Exercise objective:
Whenever the string "caption" turns up in a line below, that line should be copied.

[Interface dataset entries]
——

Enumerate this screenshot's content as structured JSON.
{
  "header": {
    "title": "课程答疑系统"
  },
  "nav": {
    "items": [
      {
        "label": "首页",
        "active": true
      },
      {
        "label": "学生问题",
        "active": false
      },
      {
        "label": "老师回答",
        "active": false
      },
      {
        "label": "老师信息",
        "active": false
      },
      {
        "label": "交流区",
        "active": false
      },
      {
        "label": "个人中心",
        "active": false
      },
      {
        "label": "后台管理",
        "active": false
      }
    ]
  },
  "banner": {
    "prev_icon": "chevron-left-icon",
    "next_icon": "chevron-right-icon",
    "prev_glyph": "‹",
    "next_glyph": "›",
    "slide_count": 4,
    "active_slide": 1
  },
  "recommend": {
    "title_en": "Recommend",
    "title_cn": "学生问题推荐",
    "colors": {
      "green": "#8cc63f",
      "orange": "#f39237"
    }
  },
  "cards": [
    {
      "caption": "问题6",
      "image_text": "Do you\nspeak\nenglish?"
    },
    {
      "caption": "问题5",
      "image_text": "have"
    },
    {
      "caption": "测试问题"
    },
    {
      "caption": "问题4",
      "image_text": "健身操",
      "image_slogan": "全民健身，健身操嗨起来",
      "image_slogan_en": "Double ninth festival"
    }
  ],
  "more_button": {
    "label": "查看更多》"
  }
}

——

Final answer:
      "caption": "问题6",
      "caption": "问题5",
      "caption": "测试问题"
      "caption": "问题4",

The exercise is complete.